The only jazz musician he can name is Dr. Teeth, which he defends because that is a jazz Muppet, and she gives it a pass. He is incensed and feels jerked around because she was mean to him "over chips and salsa," but then flirted again at "Little Stevie's weenie roast," so now they have to be sophisticated at least once. She admits being too harsh on the date, and giving him a second look as her punishment. "And you looked good! But I looked closer, and that's when I saw it." What is the it, he wonders: a cancerous mole? Basically. "You're hung up on Nancy," she notifies him, and he goes into a flurry of how that's so not true.
(...But to his reasons I can't really pay attention, because he's spent the entire episode in a t-shirt that now comes into play in the most gorgeous way, so we're going to talk about that. It's grey, and there's a huge white חי in the middle of it, with the word "achiever" underneath, and on the back it translates it -- "life" -- which is what I win at because chai + achiever means "high achiever" when you say it out loud (which is nice especially because it's on this show Weeds, and being high is all he's ever achieved, plus cutesy t-shirts), but also in terms of this conversation he's having now it means also what it says as written, life + achiever, which is what he's trying to be: He's trying to achieve a life.
It took Nancy and Audra -- and Mags and Judah, and Esteban -- to get him here, but now he wants it. Audra will be the proof, and the absence of Nancy -- which is why it will fail, because lives and the having of them aren't contingent, especially on our lovers, I guess unless our lovers happen to be Mexican drug lords -- but it's still gorgeously constructed. Anyway, I love that so much. Let's rejoin him mid-whine.)
"I'm trying to man up! Sure, I'm tangled in Nancy drama, but it's a fledgling effort!" He asks Audra if shitting on his effort is "an occupational hazard, aborting everything," and I get that scared feeling again now for both of them. Man, if Andy dies I will just pitch a fucking fit. I know I was wrong about Guillermo and Pilar last week, but the dread remains. "It's not a life yet, Andy!" Audra gleams, which takes the triple score of the t-shirt thing and returns the serve by relating it back to her job, doing an end-run around his attack on it by using the words against him. This is the most amazing scene I've ever seen on this show, my God.
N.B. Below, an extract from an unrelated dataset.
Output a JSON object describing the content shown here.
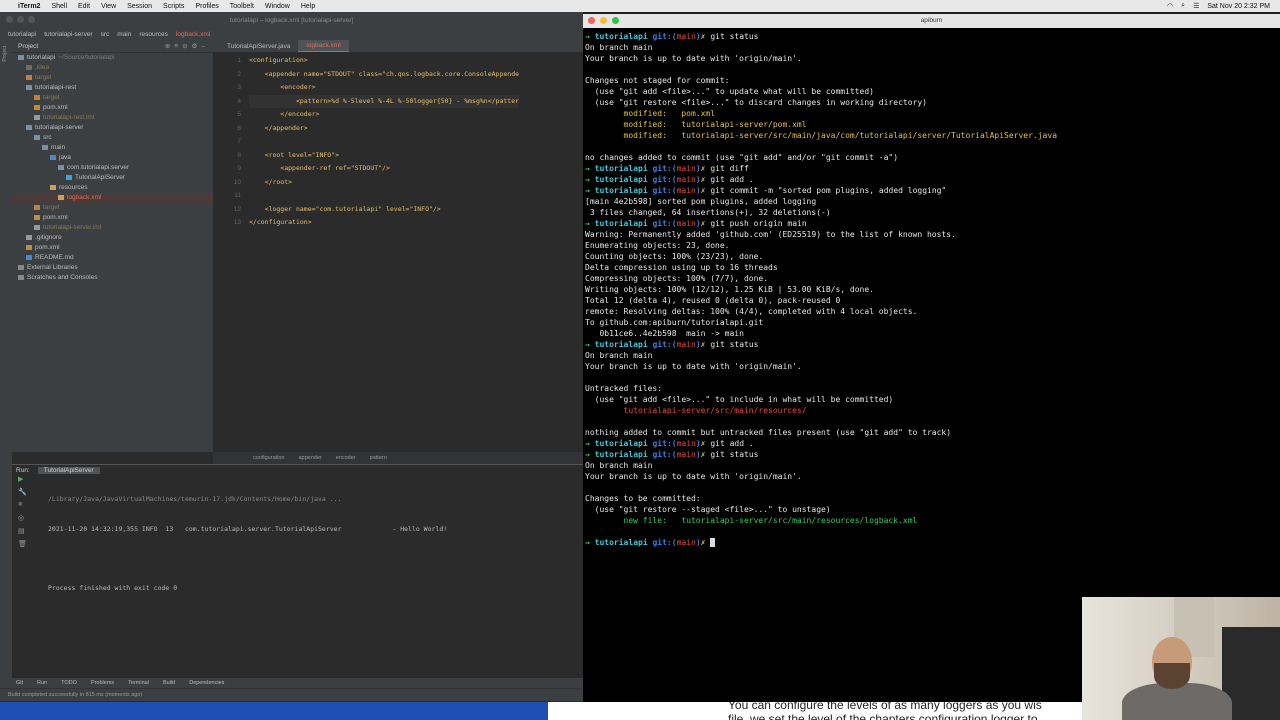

Andy tells Audra this is precisely why she's single, which predictably causes her smile to fall: "You're a hot doctor, but you're alone." He offers that this is because she's always making excuses instead of taking risks -- which is boy smarts, insofar as it positions him as the alternative to any insecurities she has about whatever it is that makes her life imperfect -- and she points out that in this case his love for his sister and general lameness are a pretty valid fucking excuse. He flirts a bit more, and she's on her way out the door when Cesar shows up, bleeding. Audra's legendary cool is even like, "Jesus, for real?" But then she has to get contrite, not only because these are the people she's chosen to associate with, but also because Cesar's spotted the bag of doctor stuff she's stealing.
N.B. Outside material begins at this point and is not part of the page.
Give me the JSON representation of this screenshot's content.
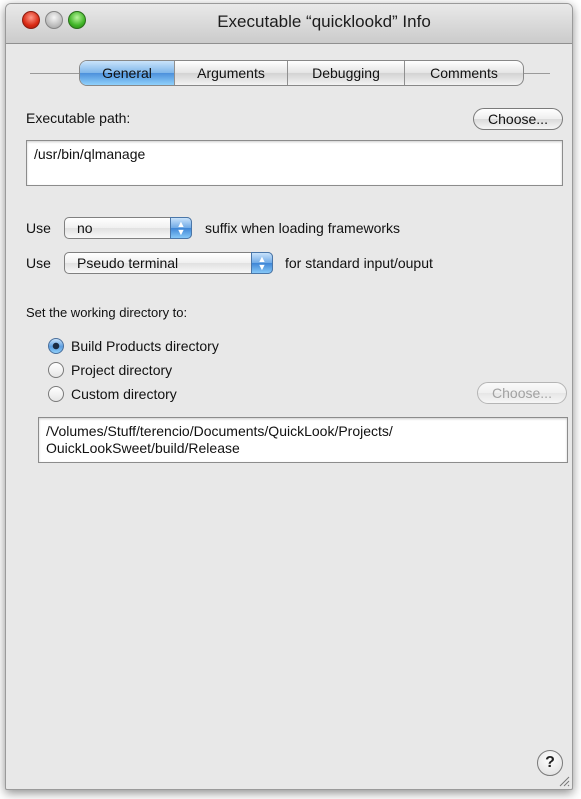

Shane's holding his pills, sitting blankly in a chair, when Silas comes to check on him. He offers to set up a movie, look around for porn even, and waits for the smile. It doesn't come. "I get it," he says, trying again. "If I got shot in my jerkoff arm I'd be mad too." Shane explains spacily that he's not mad, and smiles in a somewhat chilling fashion. Silas asks how many pills he's taken, and Shane shakes his head: none. "Well, that's dumb," Silas says in a jolly way, an